As we become more socially conscious, more and more groups of people who served as the punching bag to the comedians and the self-righteous are being reabsorbed into everyday society in the name of being politically correct. Still left are a few choice groups, one of which is the sex worker. Still allowable are the subversive comments that imply that a female is that. Still allowable are the clichéd assumptions that explain how she came to be that. The reason it becomes politically incorrect to make ignorant comments about groups of people is quite simple: It is that the comments are damaging.

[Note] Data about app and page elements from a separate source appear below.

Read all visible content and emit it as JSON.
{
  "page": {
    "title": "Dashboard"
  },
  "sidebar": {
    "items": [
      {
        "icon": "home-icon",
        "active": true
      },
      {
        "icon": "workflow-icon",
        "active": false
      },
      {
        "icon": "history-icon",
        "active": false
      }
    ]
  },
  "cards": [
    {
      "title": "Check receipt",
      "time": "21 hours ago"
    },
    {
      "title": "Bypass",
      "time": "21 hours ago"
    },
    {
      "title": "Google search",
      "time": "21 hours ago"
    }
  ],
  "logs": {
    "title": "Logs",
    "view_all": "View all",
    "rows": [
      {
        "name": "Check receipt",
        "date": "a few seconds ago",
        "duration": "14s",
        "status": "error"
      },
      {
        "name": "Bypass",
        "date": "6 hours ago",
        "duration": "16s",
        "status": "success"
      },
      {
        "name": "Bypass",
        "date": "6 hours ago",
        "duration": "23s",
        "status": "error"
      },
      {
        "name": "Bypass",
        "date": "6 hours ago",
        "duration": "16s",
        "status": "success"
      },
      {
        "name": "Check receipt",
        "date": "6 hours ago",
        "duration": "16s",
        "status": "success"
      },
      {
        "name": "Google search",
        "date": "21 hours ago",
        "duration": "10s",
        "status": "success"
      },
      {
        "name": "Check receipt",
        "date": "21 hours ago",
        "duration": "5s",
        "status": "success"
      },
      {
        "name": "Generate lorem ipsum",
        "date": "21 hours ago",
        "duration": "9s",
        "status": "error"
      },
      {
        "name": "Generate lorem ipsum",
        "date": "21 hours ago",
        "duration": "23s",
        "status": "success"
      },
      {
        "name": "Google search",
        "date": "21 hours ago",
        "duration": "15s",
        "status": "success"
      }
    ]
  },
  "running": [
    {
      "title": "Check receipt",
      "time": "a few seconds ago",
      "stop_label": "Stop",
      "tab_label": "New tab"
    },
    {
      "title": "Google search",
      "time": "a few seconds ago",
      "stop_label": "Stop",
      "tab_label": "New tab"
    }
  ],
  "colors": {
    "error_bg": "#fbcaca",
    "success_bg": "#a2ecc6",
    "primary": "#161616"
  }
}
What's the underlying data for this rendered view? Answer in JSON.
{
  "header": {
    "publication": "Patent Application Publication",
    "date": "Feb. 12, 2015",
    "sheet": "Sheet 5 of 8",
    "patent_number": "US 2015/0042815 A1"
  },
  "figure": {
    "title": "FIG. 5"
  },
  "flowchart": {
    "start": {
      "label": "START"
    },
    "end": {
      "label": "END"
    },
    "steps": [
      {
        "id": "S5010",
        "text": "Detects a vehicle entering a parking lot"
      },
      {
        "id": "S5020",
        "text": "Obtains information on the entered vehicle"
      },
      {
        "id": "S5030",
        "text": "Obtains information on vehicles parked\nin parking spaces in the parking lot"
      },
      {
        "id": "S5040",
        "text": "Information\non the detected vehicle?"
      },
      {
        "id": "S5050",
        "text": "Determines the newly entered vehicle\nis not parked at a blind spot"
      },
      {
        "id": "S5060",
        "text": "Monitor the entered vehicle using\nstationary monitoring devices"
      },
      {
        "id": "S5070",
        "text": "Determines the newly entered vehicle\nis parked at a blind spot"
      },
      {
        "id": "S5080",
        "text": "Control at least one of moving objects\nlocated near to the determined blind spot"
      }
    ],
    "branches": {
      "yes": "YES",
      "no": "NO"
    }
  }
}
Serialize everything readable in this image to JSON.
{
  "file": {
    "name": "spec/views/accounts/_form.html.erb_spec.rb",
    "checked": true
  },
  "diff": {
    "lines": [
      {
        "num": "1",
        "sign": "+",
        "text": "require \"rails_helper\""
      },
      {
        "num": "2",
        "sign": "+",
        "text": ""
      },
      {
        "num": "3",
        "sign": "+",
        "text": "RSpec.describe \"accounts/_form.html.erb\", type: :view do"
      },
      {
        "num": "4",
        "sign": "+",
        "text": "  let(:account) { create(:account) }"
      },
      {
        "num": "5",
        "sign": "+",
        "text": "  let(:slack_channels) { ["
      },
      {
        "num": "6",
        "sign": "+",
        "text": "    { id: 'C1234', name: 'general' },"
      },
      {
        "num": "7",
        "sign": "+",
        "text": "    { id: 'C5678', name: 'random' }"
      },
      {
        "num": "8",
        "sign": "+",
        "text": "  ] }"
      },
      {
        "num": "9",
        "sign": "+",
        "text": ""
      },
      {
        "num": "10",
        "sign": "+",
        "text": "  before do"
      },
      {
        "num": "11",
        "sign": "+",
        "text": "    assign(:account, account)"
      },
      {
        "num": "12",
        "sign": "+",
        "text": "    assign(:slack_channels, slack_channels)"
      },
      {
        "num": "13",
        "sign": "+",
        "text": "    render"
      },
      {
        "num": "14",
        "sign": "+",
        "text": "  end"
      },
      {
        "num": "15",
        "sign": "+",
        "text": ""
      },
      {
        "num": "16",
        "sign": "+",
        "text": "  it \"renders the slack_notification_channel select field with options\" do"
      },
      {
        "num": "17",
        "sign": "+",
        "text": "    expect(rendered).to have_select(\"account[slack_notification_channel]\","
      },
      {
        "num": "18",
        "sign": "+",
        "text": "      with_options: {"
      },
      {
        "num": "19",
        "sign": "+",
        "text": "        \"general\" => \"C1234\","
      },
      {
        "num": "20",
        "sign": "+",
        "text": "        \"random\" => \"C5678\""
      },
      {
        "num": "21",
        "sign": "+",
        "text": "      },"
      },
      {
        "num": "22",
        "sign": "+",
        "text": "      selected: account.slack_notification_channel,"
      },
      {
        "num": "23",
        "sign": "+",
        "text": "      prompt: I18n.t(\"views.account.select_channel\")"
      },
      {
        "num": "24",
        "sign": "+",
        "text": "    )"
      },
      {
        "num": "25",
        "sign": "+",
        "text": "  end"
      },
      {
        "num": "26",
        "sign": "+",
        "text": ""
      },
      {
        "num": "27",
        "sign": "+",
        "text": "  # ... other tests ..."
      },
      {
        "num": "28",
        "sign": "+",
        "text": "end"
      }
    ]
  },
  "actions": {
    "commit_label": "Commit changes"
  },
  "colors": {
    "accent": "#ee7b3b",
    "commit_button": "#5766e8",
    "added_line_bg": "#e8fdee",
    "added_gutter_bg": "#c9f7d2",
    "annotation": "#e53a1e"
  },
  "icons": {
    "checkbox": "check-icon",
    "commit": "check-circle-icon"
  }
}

The reason Laughing all the way to the bank doesn’t work anymore is because it was only a Band-Aid for the surface scratches in the first place. I am no longer an eighteen-year-old who found a relative gold mine in a strip club. In place of that, I am a decade older with clear thoughts and goals and values related to who I am. One of those things is a pornstar. Perhaps the only reason Laughing all the way to the bank worked back then was that I felt I was dealing with an isolated foe, one whose very problem with me lay with the trips I was making to the bank—a foe whose reaction to a threat was to steal my clothes and bark (It is proving too difficult now not to point out how ineffective it actually is to steal a stripper’s clothes in a strip club—but people claim I don’t see irony). This behavior never spread or became a part of the undertones of a culture. It didn’t aim at my center. It was not a reaction that influenced other reactions and hatefully targeted an ever-broadening group of people in an open way. When I went home, it stopped. It was targeted bullying, plain and simple. Looking a woman in the eyes and accusing her of being the victim of forced incest as a child, for an audience, no less, is much darker. It is this sort of violence of speech that leads to the depersonalization of persons. It is the sort of attitude that leads strangers online to make sexual comments about my infant daughter. And how quickly it went there. My daughter was not four months old when I saw the first ones plainly spoken in the comments section of a mainstream website. Comments that sexualize my infant stem from the assumption that I am less of a human than the speaker is, and so therefore is my child. These are people who push me to the margins of society based on a characteristic they have decided places me beneath them. They have decided that characteristic is funny. It extends that the things that happen at the expense of the people who harbor that characteristic are okay. That these people’s sense of worth is expendable. And perhaps the more insidious thing is when the marginalized group begins to believe it themselves—when they lose their safety nets, their versions of Laughing all the way to the bank or their social bubbles. Because that is when they begin to agree with their bullies. That is when they begin to believe about themselves the things that their aggressors had always accused them were there.
Weeks like this past one leave me wishing I were back in the shark tank—when I find myself not performing to the best of my ability because I’m afraid of being judged, when I read comments that dismiss my personhood, my fiancés personhood, my best friend’s right to exist, my mother’s right to be proud of my accomplishments, when others feel that my humanity has faded so much as to give them room to openly sexualize my infant—a shark tank is the first place I fantasize I can run to. A tank is a controlled environment. It is a place with a hierarchy topped by a person who holds the power to finally stand up and say, Ok, get out of here. That’s enough.
And then when the fantasy is over, I am left with myself. I realize in that moment that the first person who will have to say it, in my case, is me.